As we have discussed on this blog many times, family law issues can be complex. This can be especially true when matters cross state lines. When this happens, an individual in Louisiana needs to know how the law applies to them and how to protect their own rights, lest they be taken advantage of. Though multi-state involvement can affect many issues, one of the most important is child custody and visitation.
The first issue here is jurisdiction. The Uniform Child Custody Jurisdiction and Enforcement Act lays out how a court obtains jurisdiction over a child so that it can issue orders regarding that child. There are essentially four ways that a court can obtain jurisdiction. First, a court can issue orders if the state in which the court is located is deemed the child’s home state. A state is considered the child’s home state if the child has lived with a parent there for six months or more.

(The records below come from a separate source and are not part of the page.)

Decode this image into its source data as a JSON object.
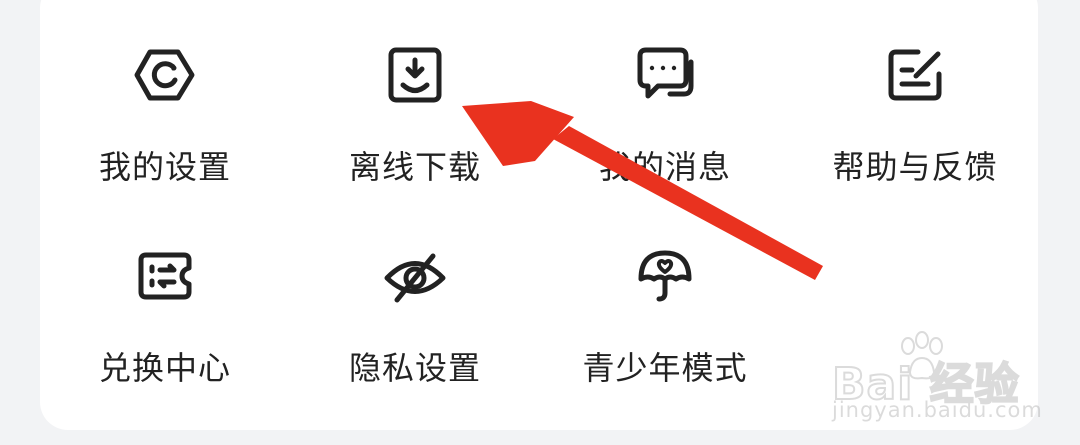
{
  "menu": {
    "items": [
      {
        "label": "我的设置",
        "icon": "settings-icon"
      },
      {
        "label": "离线下载",
        "icon": "download-tray-icon"
      },
      {
        "label": "我的消息",
        "icon": "chat-bubbles-icon"
      },
      {
        "label": "帮助与反馈",
        "icon": "feedback-edit-icon"
      },
      {
        "label": "兑换中心",
        "icon": "ticket-exchange-icon"
      },
      {
        "label": "隐私设置",
        "icon": "eye-off-icon"
      },
      {
        "label": "青少年模式",
        "icon": "teen-umbrella-icon"
      }
    ]
  },
  "annotation": {
    "arrow_color": "#e9321f",
    "points_to": "离线下载"
  },
  "watermark": {
    "brand": "Bai 经验",
    "url": "jingyan.baidu.com"
  },
  "colors": {
    "background": "#f2f3f5",
    "card": "#ffffff",
    "text": "#222222",
    "icon_stroke": "#222222"
  }
}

The second way a court can obtain jurisdiction is if the child has significant connections to individuals in the court’s state. These connections could relate to education, health care or family, but there should also be some evidence that the child has issues in this state as well. The third option for obtaining jurisdiction is if the child is in the court’s state for safety reasons. Lastly, a court can issue orders regarding custody and visitation if no state can obtain jurisdiction under the first three options or if a court declined jurisdiction.

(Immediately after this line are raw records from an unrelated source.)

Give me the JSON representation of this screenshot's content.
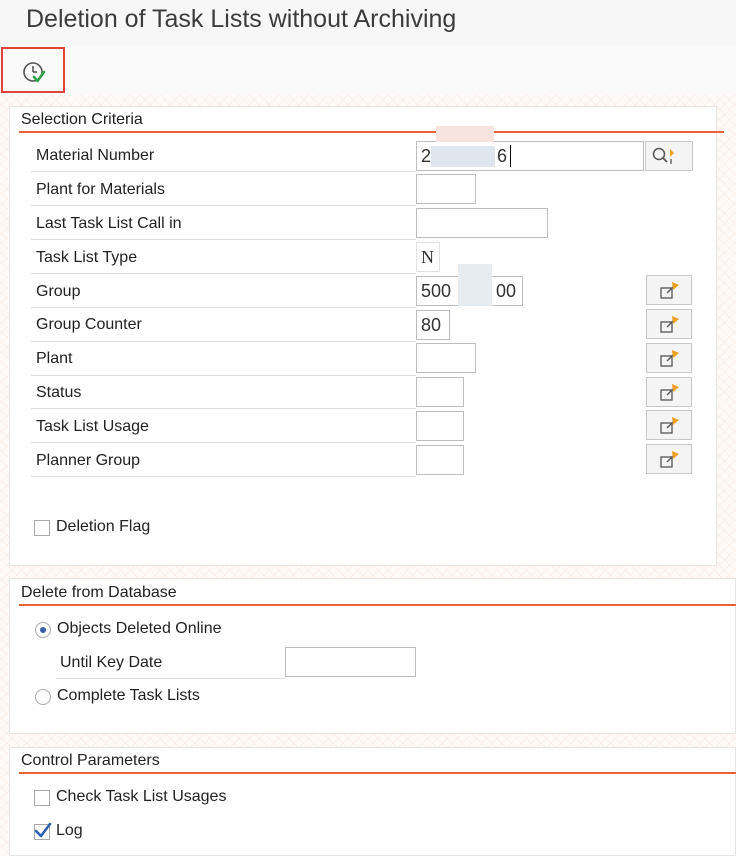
{
  "window": {
    "title": "Deletion of Task Lists without Archiving"
  },
  "toolbar": {
    "execute_icon": "execute-clock-check-icon"
  },
  "colors": {
    "accent_line": "#e8623a",
    "highlight_box": "#e0423c",
    "check_mark": "#2c63b0",
    "matchcode_arrow": "#f0a020"
  },
  "selection_criteria": {
    "title": "Selection Criteria",
    "material_number": {
      "label": "Material Number",
      "value_start": "2",
      "value_end": "6"
    },
    "plant_for_materials": {
      "label": "Plant for Materials",
      "value": ""
    },
    "last_task_list_call": {
      "label": "Last Task List Call in",
      "value": ""
    },
    "task_list_type": {
      "label": "Task List Type",
      "value": "N"
    },
    "group": {
      "label": "Group",
      "value_start": "500",
      "value_end": "00"
    },
    "group_counter": {
      "label": "Group Counter",
      "value": "80"
    },
    "plant": {
      "label": "Plant",
      "value": ""
    },
    "status": {
      "label": "Status",
      "value": ""
    },
    "task_list_usage": {
      "label": "Task List Usage",
      "value": ""
    },
    "planner_group": {
      "label": "Planner Group",
      "value": ""
    },
    "deletion_flag": {
      "label": "Deletion Flag",
      "checked": false
    }
  },
  "delete_from_database": {
    "title": "Delete from Database",
    "objects_deleted_online": {
      "label": "Objects Deleted Online",
      "selected": true
    },
    "until_key_date": {
      "label": "Until Key Date",
      "value": ""
    },
    "complete_task_lists": {
      "label": "Complete Task Lists",
      "selected": false
    }
  },
  "control_parameters": {
    "title": "Control Parameters",
    "check_task_list_usages": {
      "label": "Check Task List Usages",
      "checked": false
    },
    "log": {
      "label": "Log",
      "checked": true
    }
  }
}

Why is jurisdiction important? If another state claims jurisdiction over your child custody matter, then you may be required to travel great distances to attend court hearings and make legal filings. This could hinder your ability to protect your legal rights. Likewise, different states may have different laws that could affect you negatively. Therefore, to protect yourself and your relationship with you child, you should be sure to understand any multi-state issues you may be facing.

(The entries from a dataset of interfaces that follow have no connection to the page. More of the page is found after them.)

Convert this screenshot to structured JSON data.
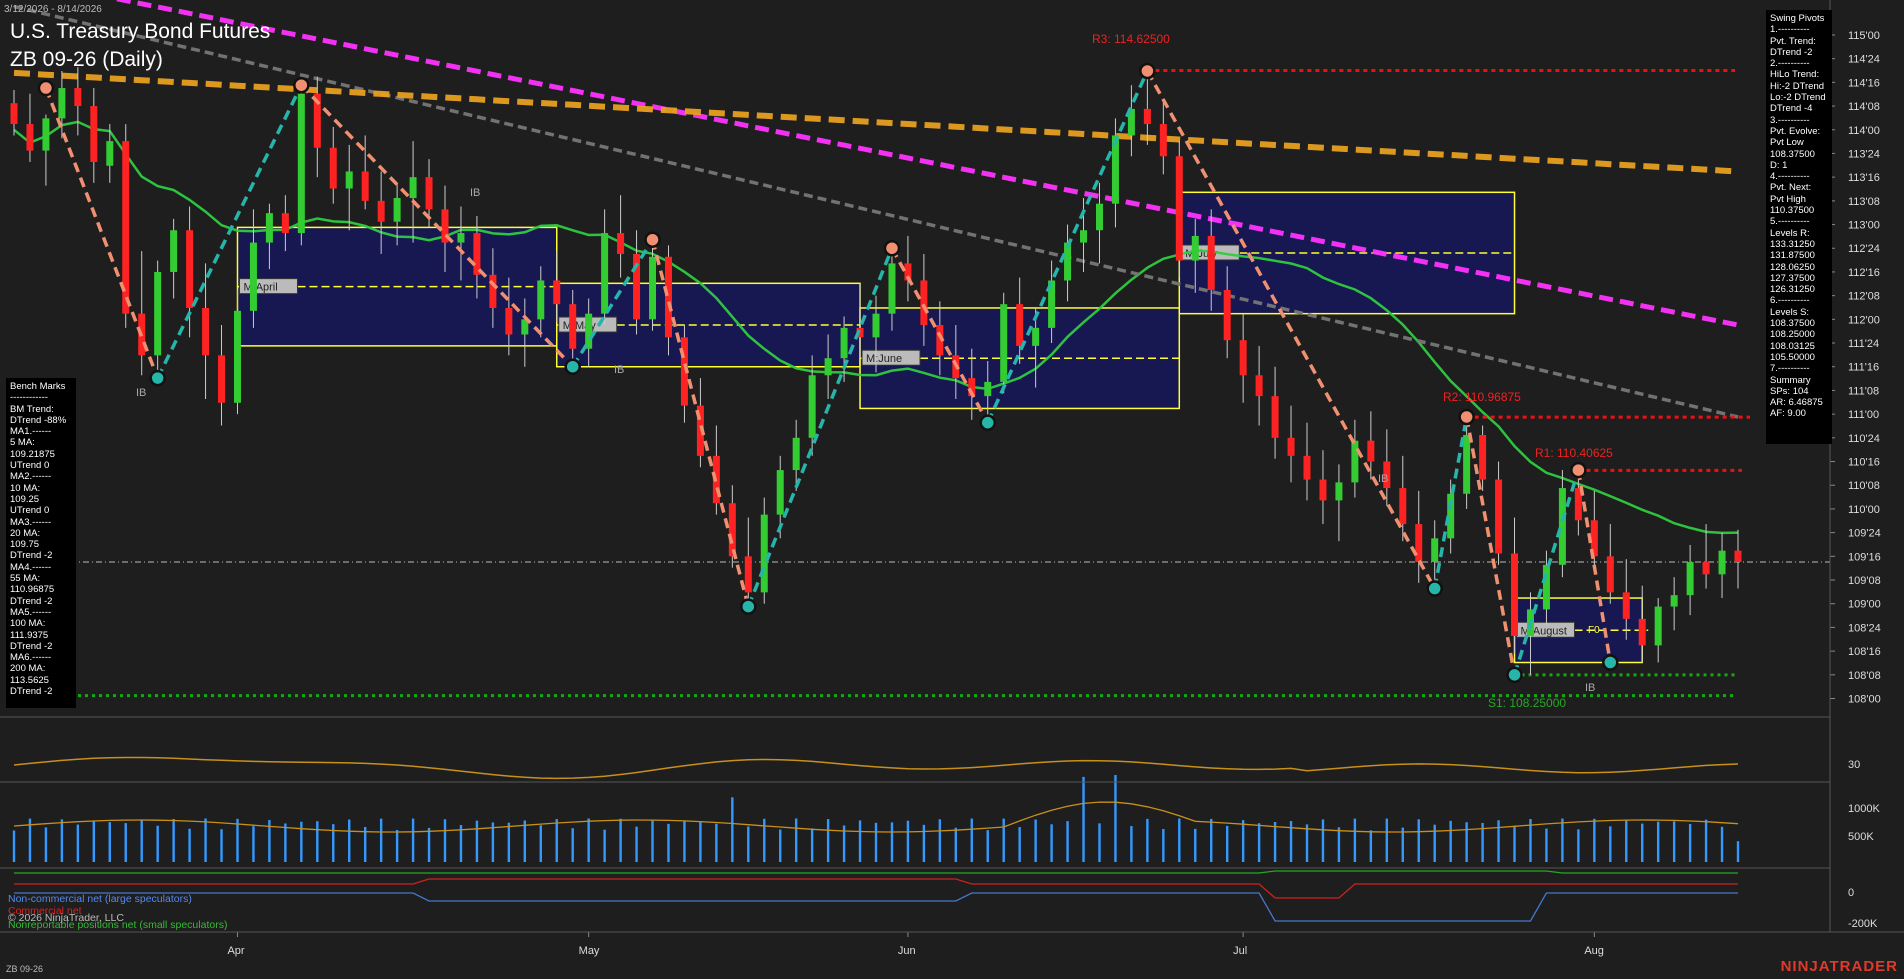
{
  "header": {
    "date_range": "3/12/2026 - 8/14/2026",
    "title": "U.S. Treasury Bond Futures",
    "subtitle": "ZB 09-26 (Daily)"
  },
  "footer": {
    "symbol": "ZB 09-26",
    "copyright": "© 2026 NinjaTrader, LLC",
    "brand": "NINJATRADER"
  },
  "bench_panel": {
    "text": "Bench Marks\n------------\nBM Trend:\nDTrend -88%\nMA1.------\n5 MA:\n109.21875\nUTrend 0\nMA2.------\n10 MA:\n109.25\nUTrend 0\nMA3.------\n20 MA:\n109.75\nDTrend -2\nMA4.------\n55 MA:\n110.96875\nDTrend -2\nMA5.------\n100 MA:\n111.9375\nDTrend -2\nMA6.------\n200 MA:\n113.5625\nDTrend -2"
  },
  "swing_panel": {
    "text": "Swing Pivots\n1.----------\nPvt. Trend:\nDTrend -2\n2.----------\nHiLo Trend:\nHi:-2 DTrend\nLo:-2 DTrend\nDTrend -4\n3.----------\nPvt. Evolve:\nPvt Low\n108.37500\nD: 1\n4.----------\nPvt. Next:\nPvt High\n110.37500\n5.----------\nLevels R:\n133.31250\n131.87500\n128.06250\n127.37500\n126.31250\n6.----------\nLevels S:\n108.37500\n108.25000\n108.03125\n105.50000\n7.----------\nSummary\nSPs: 104\nAR: 6.46875\nAF: 9.00"
  },
  "annotations": {
    "r3": "R3: 114.62500",
    "r2": "R2: 110.96875",
    "r1": "R1: 110.40625",
    "s1": "S1: 108.25000",
    "ib": "IB",
    "f0": "F0",
    "months": [
      "M:April",
      "M:May",
      "M:June",
      "M:July",
      "M:August"
    ]
  },
  "panels": {
    "cot_legend": {
      "noncommercial": "Non-commercial net (large speculators)",
      "commercial": "Commercial net",
      "nonreportable": "Nonreportable positions net (small speculators)"
    }
  },
  "colors": {
    "background": "#1e1e1e",
    "up_candle": "#33cc33",
    "down_candle": "#ff2222",
    "ma20": "#2ecc40",
    "ma55": "#777777",
    "ma100": "#ff33ff",
    "ma200": "#e8a020",
    "zigzag_up": "#26b5a9",
    "zigzag_down": "#f09070",
    "month_box": "#16165a",
    "month_border": "#ffff33",
    "resistance": "#ee1111",
    "support": "#11aa11",
    "volume": "#3399ff",
    "adx": "#c8901a",
    "noncommercial": "#4477cc",
    "commercial": "#cc2222",
    "nonreportable": "#22aa22"
  },
  "chart_data": {
    "type": "candlestick",
    "y_axis_ticks": [
      "115'00",
      "114'24",
      "114'16",
      "114'08",
      "114'00",
      "113'24",
      "113'16",
      "113'08",
      "113'00",
      "112'24",
      "112'16",
      "112'08",
      "112'00",
      "111'24",
      "111'16",
      "111'08",
      "111'00",
      "110'24",
      "110'16",
      "110'08",
      "110'00",
      "109'24",
      "109'16",
      "109'08",
      "109'00",
      "108'24",
      "108'16",
      "108'08",
      "108'00"
    ],
    "y_range": [
      107.9,
      115.2
    ],
    "x_axis_months": [
      "Apr",
      "May",
      "Jun",
      "Jul",
      "Aug"
    ],
    "x_axis_month_days": [
      14,
      36,
      56,
      77,
      99
    ],
    "days": 109,
    "candles": [
      [
        114.28,
        114.42,
        113.94,
        114.06
      ],
      [
        114.06,
        114.38,
        113.66,
        113.78
      ],
      [
        113.78,
        114.16,
        113.41,
        114.12
      ],
      [
        114.12,
        114.62,
        113.91,
        114.44
      ],
      [
        114.44,
        114.66,
        113.94,
        114.25
      ],
      [
        114.25,
        114.44,
        113.44,
        113.66
      ],
      [
        113.62,
        114.06,
        113.44,
        113.88
      ],
      [
        113.88,
        114.06,
        111.91,
        112.06
      ],
      [
        112.06,
        112.72,
        111.41,
        111.62
      ],
      [
        111.62,
        112.62,
        111.31,
        112.5
      ],
      [
        112.5,
        113.06,
        112.22,
        112.94
      ],
      [
        112.94,
        113.19,
        111.81,
        112.12
      ],
      [
        112.12,
        112.59,
        111.16,
        111.62
      ],
      [
        111.62,
        111.94,
        110.88,
        111.12
      ],
      [
        111.12,
        112.31,
        111.0,
        112.09
      ],
      [
        112.09,
        113.16,
        111.91,
        112.81
      ],
      [
        112.81,
        113.22,
        112.53,
        113.12
      ],
      [
        113.12,
        113.31,
        112.72,
        112.91
      ],
      [
        112.91,
        114.47,
        112.78,
        114.38
      ],
      [
        114.38,
        114.56,
        113.5,
        113.81
      ],
      [
        113.81,
        114.03,
        113.22,
        113.38
      ],
      [
        113.38,
        113.84,
        112.94,
        113.56
      ],
      [
        113.56,
        113.94,
        113.16,
        113.25
      ],
      [
        113.25,
        113.56,
        112.69,
        113.03
      ],
      [
        113.03,
        113.44,
        112.78,
        113.28
      ],
      [
        113.28,
        113.88,
        112.81,
        113.5
      ],
      [
        113.5,
        113.69,
        112.97,
        113.16
      ],
      [
        113.16,
        113.41,
        112.5,
        112.81
      ],
      [
        112.81,
        113.19,
        112.41,
        112.91
      ],
      [
        112.91,
        113.09,
        112.22,
        112.47
      ],
      [
        112.47,
        112.75,
        111.91,
        112.12
      ],
      [
        112.12,
        112.44,
        111.62,
        111.84
      ],
      [
        111.84,
        112.22,
        111.5,
        112.0
      ],
      [
        112.0,
        112.56,
        111.81,
        112.41
      ],
      [
        112.41,
        112.72,
        111.97,
        112.16
      ],
      [
        112.16,
        112.31,
        111.5,
        111.69
      ],
      [
        111.69,
        112.22,
        111.5,
        112.06
      ],
      [
        112.06,
        113.16,
        111.94,
        112.91
      ],
      [
        112.91,
        113.31,
        112.44,
        112.69
      ],
      [
        112.69,
        112.94,
        111.84,
        112.0
      ],
      [
        112.0,
        112.84,
        111.88,
        112.66
      ],
      [
        112.66,
        112.78,
        111.62,
        111.81
      ],
      [
        111.81,
        111.94,
        110.91,
        111.09
      ],
      [
        111.09,
        111.38,
        110.44,
        110.56
      ],
      [
        110.56,
        110.88,
        109.94,
        110.06
      ],
      [
        110.06,
        110.25,
        109.38,
        109.5
      ],
      [
        109.5,
        109.91,
        108.97,
        109.12
      ],
      [
        109.12,
        110.12,
        109.0,
        109.94
      ],
      [
        109.94,
        110.56,
        109.69,
        110.41
      ],
      [
        110.41,
        110.94,
        110.19,
        110.75
      ],
      [
        110.75,
        111.62,
        110.56,
        111.41
      ],
      [
        111.41,
        111.84,
        111.16,
        111.59
      ],
      [
        111.59,
        112.03,
        111.34,
        111.91
      ],
      [
        111.91,
        112.38,
        111.59,
        111.81
      ],
      [
        111.81,
        112.25,
        111.44,
        112.06
      ],
      [
        112.06,
        112.75,
        111.88,
        112.59
      ],
      [
        112.59,
        112.88,
        112.19,
        112.41
      ],
      [
        112.41,
        112.69,
        111.72,
        111.94
      ],
      [
        111.94,
        112.19,
        111.41,
        111.62
      ],
      [
        111.62,
        111.94,
        111.16,
        111.38
      ],
      [
        111.38,
        111.69,
        110.94,
        111.19
      ],
      [
        111.19,
        111.56,
        110.91,
        111.34
      ],
      [
        111.34,
        112.28,
        111.22,
        112.16
      ],
      [
        112.16,
        112.44,
        111.53,
        111.72
      ],
      [
        111.72,
        112.12,
        111.28,
        111.91
      ],
      [
        111.91,
        112.62,
        111.75,
        112.41
      ],
      [
        112.41,
        113.0,
        112.19,
        112.81
      ],
      [
        112.81,
        113.28,
        112.5,
        112.94
      ],
      [
        112.94,
        113.44,
        112.59,
        113.22
      ],
      [
        113.22,
        114.12,
        112.97,
        113.94
      ],
      [
        113.94,
        114.47,
        113.72,
        114.22
      ],
      [
        114.22,
        114.62,
        113.84,
        114.06
      ],
      [
        114.06,
        114.31,
        113.53,
        113.72
      ],
      [
        113.72,
        113.88,
        112.44,
        112.62
      ],
      [
        112.62,
        113.06,
        112.28,
        112.88
      ],
      [
        112.88,
        113.16,
        112.09,
        112.31
      ],
      [
        112.31,
        112.56,
        111.59,
        111.78
      ],
      [
        111.78,
        112.06,
        111.12,
        111.41
      ],
      [
        111.41,
        111.72,
        110.88,
        111.19
      ],
      [
        111.19,
        111.5,
        110.53,
        110.75
      ],
      [
        110.75,
        111.09,
        110.28,
        110.56
      ],
      [
        110.56,
        110.91,
        110.09,
        110.31
      ],
      [
        110.31,
        110.62,
        109.84,
        110.09
      ],
      [
        110.09,
        110.47,
        109.66,
        110.28
      ],
      [
        110.28,
        110.94,
        110.12,
        110.72
      ],
      [
        110.72,
        111.03,
        110.31,
        110.5
      ],
      [
        110.5,
        110.84,
        110.03,
        110.22
      ],
      [
        110.22,
        110.56,
        109.66,
        109.84
      ],
      [
        109.84,
        110.19,
        109.22,
        109.44
      ],
      [
        109.44,
        109.88,
        109.16,
        109.69
      ],
      [
        109.69,
        110.31,
        109.53,
        110.16
      ],
      [
        110.16,
        110.97,
        110.0,
        110.78
      ],
      [
        110.78,
        110.88,
        110.19,
        110.31
      ],
      [
        110.31,
        110.5,
        109.41,
        109.53
      ],
      [
        109.53,
        109.91,
        108.47,
        108.66
      ],
      [
        108.66,
        109.12,
        108.25,
        108.94
      ],
      [
        108.94,
        109.56,
        108.78,
        109.41
      ],
      [
        109.41,
        110.41,
        109.28,
        110.22
      ],
      [
        110.22,
        110.41,
        109.72,
        109.88
      ],
      [
        109.88,
        110.19,
        109.34,
        109.5
      ],
      [
        109.5,
        109.84,
        109.0,
        109.12
      ],
      [
        109.12,
        109.47,
        108.62,
        108.84
      ],
      [
        108.84,
        109.19,
        108.38,
        108.56
      ],
      [
        108.56,
        109.06,
        108.38,
        108.97
      ],
      [
        108.97,
        109.28,
        108.72,
        109.09
      ],
      [
        109.09,
        109.62,
        108.88,
        109.44
      ],
      [
        109.44,
        109.84,
        109.16,
        109.31
      ],
      [
        109.31,
        109.75,
        109.06,
        109.56
      ],
      [
        109.56,
        109.78,
        109.16,
        109.44
      ]
    ],
    "moving_averages": [
      {
        "name": "20 MA",
        "start": 114.0,
        "end": 109.75
      },
      {
        "name": "55 MA",
        "start": 115.3,
        "end": 110.97
      },
      {
        "name": "100 MA",
        "start": 115.6,
        "end": 111.94
      },
      {
        "name": "200 MA",
        "start": 114.6,
        "end": 113.56
      }
    ],
    "swing_pivots": [
      {
        "day": 2,
        "price": 114.44,
        "type": "high"
      },
      {
        "day": 9,
        "price": 111.38,
        "type": "low"
      },
      {
        "day": 18,
        "price": 114.47,
        "type": "high"
      },
      {
        "day": 35,
        "price": 111.5,
        "type": "low"
      },
      {
        "day": 40,
        "price": 112.84,
        "type": "high"
      },
      {
        "day": 46,
        "price": 108.97,
        "type": "low"
      },
      {
        "day": 55,
        "price": 112.75,
        "type": "high"
      },
      {
        "day": 61,
        "price": 110.91,
        "type": "low"
      },
      {
        "day": 71,
        "price": 114.62,
        "type": "high"
      },
      {
        "day": 89,
        "price": 109.16,
        "type": "low"
      },
      {
        "day": 91,
        "price": 110.97,
        "type": "high"
      },
      {
        "day": 94,
        "price": 108.25,
        "type": "low"
      },
      {
        "day": 98,
        "price": 110.41,
        "type": "high"
      },
      {
        "day": 100,
        "price": 108.38,
        "type": "low"
      }
    ],
    "levels": {
      "r3": 114.625,
      "r2": 110.96875,
      "r1": 110.40625,
      "s1": 108.25,
      "last": 109.44
    },
    "month_boxes": [
      {
        "label": "M:April",
        "from": 14,
        "to": 34,
        "high": 112.97,
        "low": 111.72
      },
      {
        "label": "M:May",
        "from": 34,
        "to": 53,
        "high": 112.38,
        "low": 111.5
      },
      {
        "label": "M:June",
        "from": 53,
        "to": 73,
        "high": 112.12,
        "low": 111.06
      },
      {
        "label": "M:July",
        "from": 73,
        "to": 94,
        "high": 113.34,
        "low": 112.06
      },
      {
        "label": "M:August",
        "from": 94,
        "to": 102,
        "high": 109.06,
        "low": 108.38
      }
    ],
    "adx_label": "30",
    "volume_ticks": [
      "1000K",
      "500K"
    ],
    "cot_ticks": [
      "0",
      "-200K"
    ]
  }
}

Source: FindLaw, “Interstate Custody Arrangements,” accessed on Sep. 2, 2016